  • Pfizer releases one new R version every year. We typically target R-x.y.1 releases to pick up patches – so we might consider this a “stable” release. The process of testing, documenting, and deploying R into validated containers is performed every 6 months, with a new release of R once per year, e.g. R-4.3.1, and an update to package set and package versions 6 months later (for the same R version). We take a snapshot date of CRAN to form the basis of our package set for the container build. We try to balance competing priorities of getting latest versions of packages and newest package releases, while maintaining a snapshot and version-controlled release to ensure reproducibility and stability.

Here is what we have: four companies and four somewhat complex bespoke solutions. It seems likely that if we interviewed a hundred representatives from a hundred different companies we would get at least a hundred different solutions. It is also not difficult to imagine that multiple protocols for managing R and package versions imposed a fairly complex project management solution on the FDA as it simultaneously deals with submissions from multiple sponsors.

In the R Consortium’s R Submissions Work Group meeting we have been discussing whether there might be a simple solution for at least dealing with the R versioning problem that might serve as a de facto standard for the industry. One suggestion that has gained some traction is that sponsors use the previous minor and latest patched R version for a submission. For example, if R version 4.4.0 is currently available then it is suggested that a sponsor uses the latest patch version (4.3.z). If R version 4.5.0 becomes available, then it is suggested that a sponsor uses the latest patch version (4.4.z). This ensures that the minor version is stable and most likely available to all stakeholders. Of course, if a version change eliminates a security problem, that might be preferred. (Note that R versions are organized as R x.y.z where, x is the major version, y is the minor version, and z is the patch version.)

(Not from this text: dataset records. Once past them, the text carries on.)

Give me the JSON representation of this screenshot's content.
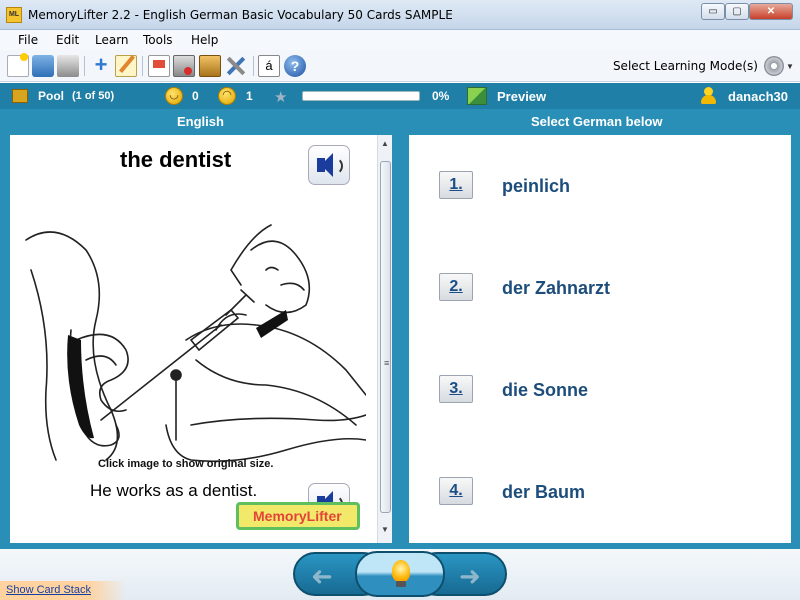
{
  "window": {
    "icon_text": "ML",
    "title": "MemoryLifter 2.2 - English German Basic Vocabulary 50 Cards SAMPLE",
    "buttons": {
      "minimize": "▭",
      "maximize": "▢",
      "close": "✕"
    }
  },
  "menu": {
    "items": [
      "File",
      "Edit",
      "Learn",
      "Tools",
      "Help"
    ]
  },
  "toolbar": {
    "buttons": [
      {
        "icon": "new-document-icon"
      },
      {
        "icon": "open-folder-icon"
      },
      {
        "icon": "print-icon"
      },
      {
        "icon": "add-card-icon"
      },
      {
        "icon": "edit-card-icon"
      },
      {
        "icon": "presentation-icon"
      },
      {
        "icon": "card-stack-icon"
      },
      {
        "icon": "dictionary-icon"
      },
      {
        "icon": "tools-icon"
      },
      {
        "icon": "special-character-icon",
        "label": "á"
      },
      {
        "icon": "help-icon",
        "label": "?"
      }
    ],
    "learning_mode_label": "Select Learning Mode(s)"
  },
  "status": {
    "pool_label": "Pool",
    "pool_count": "(1 of 50)",
    "correct_count": "0",
    "wrong_count": "1",
    "progress_percent": 0,
    "progress_text": "0%",
    "preview_label": "Preview",
    "username": "danach30",
    "accent": "#1f7fa7"
  },
  "question": {
    "language": "English",
    "word": "the dentist",
    "image_caption": "Click image to show original size.",
    "example_sentence": "He works as a dentist.",
    "logo_text": "MemoryLifter"
  },
  "answers": {
    "header": "Select German below",
    "options": [
      {
        "number": "1.",
        "text": "peinlich"
      },
      {
        "number": "2.",
        "text": "der Zahnarzt"
      },
      {
        "number": "3.",
        "text": "die Sonne"
      },
      {
        "number": "4.",
        "text": "der Baum"
      }
    ]
  },
  "nav": {
    "previous_icon": "➜",
    "next_icon": "➜",
    "show_card_stack": "Show Card Stack"
  }
}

We would love to hear what you think. Please, go to Issue number 117 on the GitHub repository of our working group and leave a comment.